Mr. Scheffer and other scientists are now trying to identify the early-warning signals for climate that precede abrupt transitions. Tim Lenton, a climate scientist at the University of Exeter in England, has identified a handful of climate systems that could reach tipping points in the not-too-distant future. These are not so much related to global average temperatures — the main metric for climate-change arguments — as they are to patterns of climate that repeat themselves each year.
El Niño is one such pattern — a gigantic blob of warm water that sloshes around in the Pacific Ocean, causing weather changes across wide swaths of the globe. Another is the West African monsoon, which brings rain to the west coast of the continent. Each is subject to behaving like dynamical systems — which means they are prone to “flip” from one state to another, like one of Mr. Scheffer’s ponds, over time periods that vary from a year to a few hundred.
The most frightening prospect that Mr. Lenton has found is the vulnerability of the Indian monsoon. More than a billion people depend on this weather pattern each year for the rain it brings to crops. The monsoon, though, is being affected by two conflicting forces: the buildup of carbon dioxide in the atmosphere is adding energy to the monsoons, making them more powerful.
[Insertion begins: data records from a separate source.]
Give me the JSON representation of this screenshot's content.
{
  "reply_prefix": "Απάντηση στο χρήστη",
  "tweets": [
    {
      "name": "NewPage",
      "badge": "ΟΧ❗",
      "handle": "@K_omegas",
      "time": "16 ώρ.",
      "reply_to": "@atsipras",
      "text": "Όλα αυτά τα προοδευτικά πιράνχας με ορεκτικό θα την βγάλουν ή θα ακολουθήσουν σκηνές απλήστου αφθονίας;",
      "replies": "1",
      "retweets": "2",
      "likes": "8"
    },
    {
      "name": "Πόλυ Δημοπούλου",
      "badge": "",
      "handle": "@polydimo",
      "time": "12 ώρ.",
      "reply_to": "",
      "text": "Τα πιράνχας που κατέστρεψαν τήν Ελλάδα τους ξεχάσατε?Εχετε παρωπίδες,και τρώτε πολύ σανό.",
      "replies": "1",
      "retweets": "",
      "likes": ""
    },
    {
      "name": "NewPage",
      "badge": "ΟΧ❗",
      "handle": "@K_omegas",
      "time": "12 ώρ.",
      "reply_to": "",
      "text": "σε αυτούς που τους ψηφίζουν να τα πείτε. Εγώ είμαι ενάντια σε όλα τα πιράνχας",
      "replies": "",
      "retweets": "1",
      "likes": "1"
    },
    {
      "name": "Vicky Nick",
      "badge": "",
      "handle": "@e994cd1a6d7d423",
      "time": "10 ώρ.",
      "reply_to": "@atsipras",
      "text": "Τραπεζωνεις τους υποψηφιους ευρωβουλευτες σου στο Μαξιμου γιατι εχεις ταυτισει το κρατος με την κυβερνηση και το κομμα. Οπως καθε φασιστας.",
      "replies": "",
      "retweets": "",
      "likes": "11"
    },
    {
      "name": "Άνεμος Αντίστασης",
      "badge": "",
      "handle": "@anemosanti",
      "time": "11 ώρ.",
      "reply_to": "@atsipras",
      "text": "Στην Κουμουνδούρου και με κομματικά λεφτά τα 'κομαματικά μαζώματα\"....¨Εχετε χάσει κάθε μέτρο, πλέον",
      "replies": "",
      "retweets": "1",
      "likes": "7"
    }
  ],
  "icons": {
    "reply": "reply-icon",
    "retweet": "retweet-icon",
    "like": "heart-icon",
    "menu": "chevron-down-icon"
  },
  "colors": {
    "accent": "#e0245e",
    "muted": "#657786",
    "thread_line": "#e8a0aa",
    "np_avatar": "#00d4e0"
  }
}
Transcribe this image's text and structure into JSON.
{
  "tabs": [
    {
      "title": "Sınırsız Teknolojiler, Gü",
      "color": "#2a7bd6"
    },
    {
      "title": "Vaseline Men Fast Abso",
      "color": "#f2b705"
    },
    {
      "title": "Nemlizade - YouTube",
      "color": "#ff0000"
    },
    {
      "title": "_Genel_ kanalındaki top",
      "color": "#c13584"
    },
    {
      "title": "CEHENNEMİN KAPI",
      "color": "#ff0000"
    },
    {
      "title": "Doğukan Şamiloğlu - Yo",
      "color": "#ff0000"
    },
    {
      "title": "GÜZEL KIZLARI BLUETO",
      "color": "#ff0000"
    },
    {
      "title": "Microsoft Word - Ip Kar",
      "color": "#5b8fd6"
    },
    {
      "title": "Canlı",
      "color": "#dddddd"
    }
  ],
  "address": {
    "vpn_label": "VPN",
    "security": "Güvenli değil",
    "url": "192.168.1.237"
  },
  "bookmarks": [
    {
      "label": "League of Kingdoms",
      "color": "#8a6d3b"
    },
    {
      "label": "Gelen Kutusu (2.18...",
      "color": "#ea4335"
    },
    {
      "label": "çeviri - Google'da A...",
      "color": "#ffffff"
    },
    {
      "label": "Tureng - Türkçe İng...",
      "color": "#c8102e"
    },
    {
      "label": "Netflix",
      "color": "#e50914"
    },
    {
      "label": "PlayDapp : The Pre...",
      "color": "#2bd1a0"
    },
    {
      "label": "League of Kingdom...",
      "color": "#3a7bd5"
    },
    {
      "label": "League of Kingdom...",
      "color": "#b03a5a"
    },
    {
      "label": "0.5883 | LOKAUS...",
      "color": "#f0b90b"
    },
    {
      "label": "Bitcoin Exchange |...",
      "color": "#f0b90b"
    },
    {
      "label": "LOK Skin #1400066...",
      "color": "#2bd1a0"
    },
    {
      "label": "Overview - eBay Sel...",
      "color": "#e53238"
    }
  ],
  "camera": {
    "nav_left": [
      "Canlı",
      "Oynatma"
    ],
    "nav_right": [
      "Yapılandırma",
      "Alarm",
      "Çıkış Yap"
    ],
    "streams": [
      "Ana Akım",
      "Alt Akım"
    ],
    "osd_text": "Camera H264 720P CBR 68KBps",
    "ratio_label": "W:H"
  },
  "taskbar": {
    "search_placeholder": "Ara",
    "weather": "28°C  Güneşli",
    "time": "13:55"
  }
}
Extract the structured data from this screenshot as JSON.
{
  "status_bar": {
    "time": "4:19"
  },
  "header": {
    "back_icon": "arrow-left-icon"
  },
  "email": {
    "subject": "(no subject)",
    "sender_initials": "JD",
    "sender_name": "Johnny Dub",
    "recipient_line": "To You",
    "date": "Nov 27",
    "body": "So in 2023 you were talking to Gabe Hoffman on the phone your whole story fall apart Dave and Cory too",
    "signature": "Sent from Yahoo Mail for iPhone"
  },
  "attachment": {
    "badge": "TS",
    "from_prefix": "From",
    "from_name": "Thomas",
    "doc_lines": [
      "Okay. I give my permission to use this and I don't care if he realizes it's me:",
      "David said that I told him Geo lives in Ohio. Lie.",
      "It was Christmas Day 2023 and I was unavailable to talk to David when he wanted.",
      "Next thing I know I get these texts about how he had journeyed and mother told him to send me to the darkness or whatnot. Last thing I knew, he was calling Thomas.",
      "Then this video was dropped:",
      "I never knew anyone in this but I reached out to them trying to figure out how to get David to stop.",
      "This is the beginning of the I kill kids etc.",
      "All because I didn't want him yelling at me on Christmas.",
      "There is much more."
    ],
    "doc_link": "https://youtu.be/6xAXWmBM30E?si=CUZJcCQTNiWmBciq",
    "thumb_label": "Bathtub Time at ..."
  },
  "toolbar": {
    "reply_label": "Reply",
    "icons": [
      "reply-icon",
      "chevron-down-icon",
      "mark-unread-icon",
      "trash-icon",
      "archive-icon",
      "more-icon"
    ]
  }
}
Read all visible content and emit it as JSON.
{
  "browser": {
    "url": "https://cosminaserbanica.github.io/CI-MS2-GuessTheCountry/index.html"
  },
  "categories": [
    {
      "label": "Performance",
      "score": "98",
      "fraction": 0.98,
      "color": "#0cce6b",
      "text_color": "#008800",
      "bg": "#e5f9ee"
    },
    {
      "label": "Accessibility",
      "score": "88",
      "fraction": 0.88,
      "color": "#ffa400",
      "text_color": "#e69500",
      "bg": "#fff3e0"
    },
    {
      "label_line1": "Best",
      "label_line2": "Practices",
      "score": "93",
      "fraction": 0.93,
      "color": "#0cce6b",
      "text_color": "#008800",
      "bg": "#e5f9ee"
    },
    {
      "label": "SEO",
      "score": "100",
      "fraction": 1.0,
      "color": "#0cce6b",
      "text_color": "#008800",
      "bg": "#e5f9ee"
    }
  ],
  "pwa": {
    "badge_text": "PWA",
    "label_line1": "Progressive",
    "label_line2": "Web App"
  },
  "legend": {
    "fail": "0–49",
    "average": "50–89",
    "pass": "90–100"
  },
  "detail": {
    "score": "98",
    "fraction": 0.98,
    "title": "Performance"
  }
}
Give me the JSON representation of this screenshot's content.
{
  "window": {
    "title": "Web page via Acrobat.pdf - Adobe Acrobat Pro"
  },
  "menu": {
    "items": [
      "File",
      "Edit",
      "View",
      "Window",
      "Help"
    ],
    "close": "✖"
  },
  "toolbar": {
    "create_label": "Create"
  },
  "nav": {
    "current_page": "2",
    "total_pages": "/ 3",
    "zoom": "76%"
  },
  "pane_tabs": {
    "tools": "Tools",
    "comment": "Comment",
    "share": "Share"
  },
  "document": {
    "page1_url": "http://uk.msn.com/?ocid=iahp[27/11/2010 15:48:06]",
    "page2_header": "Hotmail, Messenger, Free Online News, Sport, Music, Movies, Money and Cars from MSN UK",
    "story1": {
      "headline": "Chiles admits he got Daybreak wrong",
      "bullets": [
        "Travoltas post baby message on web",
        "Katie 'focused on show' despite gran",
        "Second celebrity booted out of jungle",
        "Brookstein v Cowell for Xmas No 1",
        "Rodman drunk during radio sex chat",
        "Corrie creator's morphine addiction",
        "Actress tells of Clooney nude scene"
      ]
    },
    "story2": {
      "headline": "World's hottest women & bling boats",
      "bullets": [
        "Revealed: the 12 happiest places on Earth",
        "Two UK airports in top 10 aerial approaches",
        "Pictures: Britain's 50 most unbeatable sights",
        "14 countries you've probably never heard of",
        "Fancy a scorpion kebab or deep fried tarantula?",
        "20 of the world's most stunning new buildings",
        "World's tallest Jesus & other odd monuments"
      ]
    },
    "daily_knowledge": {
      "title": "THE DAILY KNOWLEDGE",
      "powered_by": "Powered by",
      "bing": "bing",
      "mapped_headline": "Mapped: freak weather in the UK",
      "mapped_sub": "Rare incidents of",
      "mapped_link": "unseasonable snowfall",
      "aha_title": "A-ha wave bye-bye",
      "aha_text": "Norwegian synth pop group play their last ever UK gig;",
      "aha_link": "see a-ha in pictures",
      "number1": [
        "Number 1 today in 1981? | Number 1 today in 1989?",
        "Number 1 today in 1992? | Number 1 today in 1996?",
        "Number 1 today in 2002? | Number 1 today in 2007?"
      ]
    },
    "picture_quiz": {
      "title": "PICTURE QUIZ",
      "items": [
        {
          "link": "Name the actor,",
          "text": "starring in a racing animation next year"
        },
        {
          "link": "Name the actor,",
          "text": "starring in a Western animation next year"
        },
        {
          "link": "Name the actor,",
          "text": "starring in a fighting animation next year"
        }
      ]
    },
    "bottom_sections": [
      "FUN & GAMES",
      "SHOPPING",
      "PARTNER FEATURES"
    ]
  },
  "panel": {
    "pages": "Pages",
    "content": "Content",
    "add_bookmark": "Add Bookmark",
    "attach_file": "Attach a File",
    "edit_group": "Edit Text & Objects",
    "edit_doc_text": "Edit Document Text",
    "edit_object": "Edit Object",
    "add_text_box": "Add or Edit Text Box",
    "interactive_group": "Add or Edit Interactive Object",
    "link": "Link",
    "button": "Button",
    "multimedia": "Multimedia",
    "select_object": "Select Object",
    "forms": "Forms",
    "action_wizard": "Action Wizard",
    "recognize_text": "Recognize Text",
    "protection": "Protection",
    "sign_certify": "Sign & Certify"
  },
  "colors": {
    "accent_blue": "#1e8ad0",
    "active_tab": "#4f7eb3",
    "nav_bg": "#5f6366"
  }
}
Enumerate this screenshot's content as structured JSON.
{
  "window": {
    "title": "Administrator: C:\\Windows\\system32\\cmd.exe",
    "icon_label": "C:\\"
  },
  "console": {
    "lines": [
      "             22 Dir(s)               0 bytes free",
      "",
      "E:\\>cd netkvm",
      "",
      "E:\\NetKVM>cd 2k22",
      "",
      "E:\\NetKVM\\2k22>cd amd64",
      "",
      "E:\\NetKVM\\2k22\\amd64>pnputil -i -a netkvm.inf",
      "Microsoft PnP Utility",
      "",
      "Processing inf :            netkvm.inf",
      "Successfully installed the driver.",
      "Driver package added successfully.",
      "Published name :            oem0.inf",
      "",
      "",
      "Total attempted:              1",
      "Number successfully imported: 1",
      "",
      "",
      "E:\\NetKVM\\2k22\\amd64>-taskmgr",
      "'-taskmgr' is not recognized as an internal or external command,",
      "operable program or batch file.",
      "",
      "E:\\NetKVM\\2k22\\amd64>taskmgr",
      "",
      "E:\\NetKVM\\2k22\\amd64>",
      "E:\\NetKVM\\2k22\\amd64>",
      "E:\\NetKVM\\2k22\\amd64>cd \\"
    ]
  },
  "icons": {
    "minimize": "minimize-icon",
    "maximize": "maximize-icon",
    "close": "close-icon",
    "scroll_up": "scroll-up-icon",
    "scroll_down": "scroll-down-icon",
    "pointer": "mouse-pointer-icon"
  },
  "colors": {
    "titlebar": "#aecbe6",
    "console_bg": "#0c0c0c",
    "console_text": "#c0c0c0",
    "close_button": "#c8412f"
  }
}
On the other hand, soot from fires and coal plants acts to blocks the sun’s energy, weakening the monsoons.
This opposition creates potential instability and the possibility that the atmospheric dynamics that bring the monsoons could change suddenly. Mr. Lenton’s analysis shows this could occur in a remarkably short time. The monsoons could be here one year, then gone the next year.
Other possible tipping points are the melting of the North Pole’s sea ice, Greenland’s glaciers and the Antarctic ice sheets, and the destruction of the Amazon rain forest and Canada’s boreal forests.
We know that the dynamical-systems idea worked for Mr. Scheffer’s ponds because he achieved real-world results. But why should we believe that the principle explains things like El Niño and the Indian monsoon? The acid test will be whether the real world behaves the way Mr. Lenton says it will. If the Indian monsoon disappears, we’ll know he is right.
What then? The real worst-case scenario would have one such event triggering others, until you have a cascade of weather flips from one end of the planet to another. It wouldn’t be quite as dramatic as Hollywood might want to depict, perhaps, but it would be dramatic enough to rewrite the predictions for sea level and temperature rises that are part of the current consensus. This worst case is highly speculative, but sudden shifts in climate patterns may already be happening.
The policy makers aren’t likely to be discussing dynamical-systems theory anytime soon. Fortunately, scientists like Mr. Scheffer and Mr. Lenton are trying to work out the details of how closely nature hews to these mathematics, what a true tipping point would look like and what we might do if and when we face one.
We need a tipping point in climate politics, where all of a sudden we start paying attention.
About the author: Paul Woodward
Paul Woodward describes himself by nature if not profession, as a bricoleur. A dictionary of obscure words defines a bricoleur as “someone who continually invents his own strategies for comprehending reality.” Woodward has at various times been an editor, designer, software knowledge architect, and Buddhist monk, while living in England, France, India, and for the last twenty years the United States. He currently lives frugally in the Southern Appalachians with his wife, Monica, two cats and a dog Woodward maintains the popular website/blog, War in Context (http://warincontext.org), which "from its inception, has been an effort to apply critical intelligence in an arena where political judgment has repeatedly been twisted by blind emotions. It presupposes that a world out of balance will inevitably be a world in conflict."